The global financial crisis brought on the realization that supervisory and regulatory frameworks lacked a “macro” dimension. Before the financial crisis of 2007-2011, regulators paid insufficient attention to the accumulation of risk at the level of the financial system as a whole, as opposed to individual financial institutions. Macroprudential oversight, focusing on systemic risk, is meant to fill this gap. It adopts a holistic perspective by focusing on the interactions between the components of the financial system.
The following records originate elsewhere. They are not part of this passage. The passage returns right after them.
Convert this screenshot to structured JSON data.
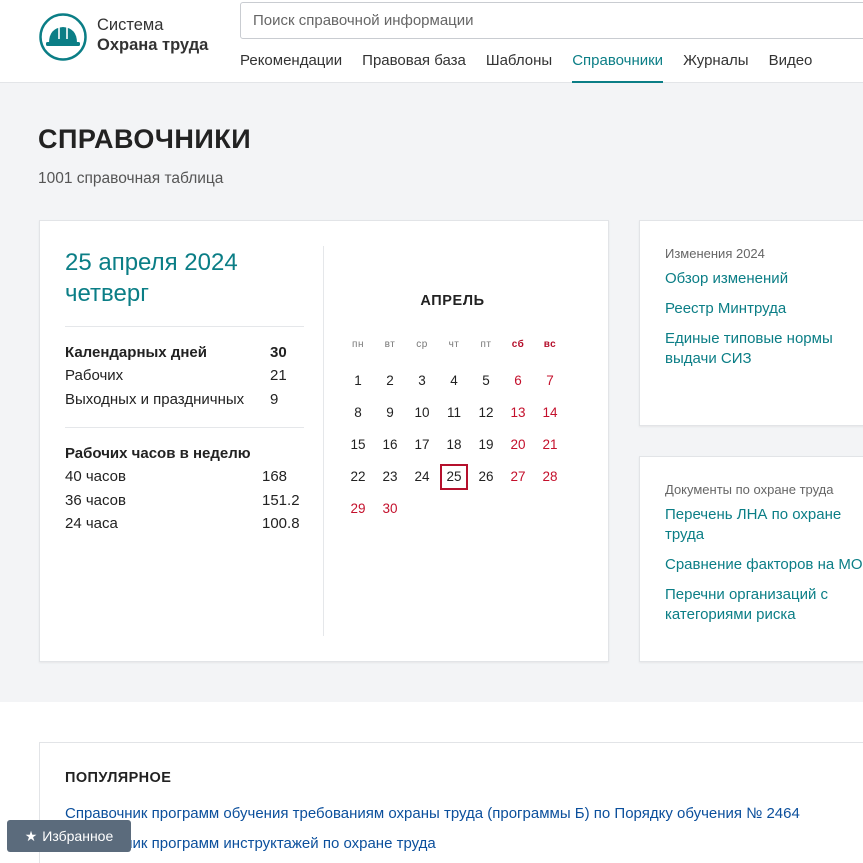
{
  "brand": {
    "line1": "Система",
    "line2": "Охрана труда"
  },
  "search": {
    "placeholder": "Поиск справочной информации"
  },
  "nav": {
    "items": [
      "Рекомендации",
      "Правовая база",
      "Шаблоны",
      "Справочники",
      "Журналы",
      "Видео"
    ],
    "active": "Справочники"
  },
  "page": {
    "title": "СПРАВОЧНИКИ",
    "subtitle": "1001 справочная таблица"
  },
  "today": {
    "date": "25 апреля 2024",
    "weekday": "четверг"
  },
  "stats": {
    "calendar_days_label": "Календарных дней",
    "calendar_days": "30",
    "working_label": "Рабочих",
    "working": "21",
    "weekend_label": "Выходных и праздничных",
    "weekend": "9"
  },
  "hours": {
    "title": "Рабочих часов в неделю",
    "rows": [
      {
        "label": "40 часов",
        "value": "168"
      },
      {
        "label": "36 часов",
        "value": "151.2"
      },
      {
        "label": "24 часа",
        "value": "100.8"
      }
    ]
  },
  "calendar": {
    "month": "АПРЕЛЬ",
    "weekdays": [
      "пн",
      "вт",
      "ср",
      "чт",
      "пт",
      "сб",
      "вс"
    ],
    "weeks": [
      [
        "1",
        "2",
        "3",
        "4",
        "5",
        "6",
        "7"
      ],
      [
        "8",
        "9",
        "10",
        "11",
        "12",
        "13",
        "14"
      ],
      [
        "15",
        "16",
        "17",
        "18",
        "19",
        "20",
        "21"
      ],
      [
        "22",
        "23",
        "24",
        "25",
        "26",
        "27",
        "28"
      ],
      [
        "29",
        "30",
        "",
        "",
        "",
        "",
        ""
      ]
    ],
    "today": "25"
  },
  "changes": {
    "heading": "Изменения 2024",
    "links": [
      "Обзор изменений",
      "Реестр Минтруда",
      "Единые типовые нормы выдачи СИЗ"
    ]
  },
  "docs": {
    "heading": "Документы по охране труда",
    "links": [
      "Перечень ЛНА по охране труда",
      "Сравнение факторов на МО",
      "Перечни организаций с категориями риска"
    ]
  },
  "popular": {
    "title": "ПОПУЛЯРНОЕ",
    "links": [
      "Справочник программ обучения требованиям охраны труда (программы Б) по Порядку обучения № 2464",
      "Справочник программ инструктажей по охране труда"
    ]
  },
  "favorites": {
    "label": "Избранное"
  },
  "colors": {
    "accent": "#0b7e86",
    "weekend": "#c4102c",
    "link": "#0b4f9c"
  }
}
Systemic risk is typically defined as the risk of disruption to financial services that is caused by an impairment of all or parts of the financial system, and that has the potential to have serious negative consequences for the real economy (IMF, BIS, FSB (2009)). Macroprudential oversight encompasses an analytical component that is aimed at detecting systemic risk, and a policy component aimed at mitigating it. Effective and timely mitigation of systemic risk starts with a rigorous analysis that informs policymakers when and where the most pressing risks to financial stability are building, and how to act on them.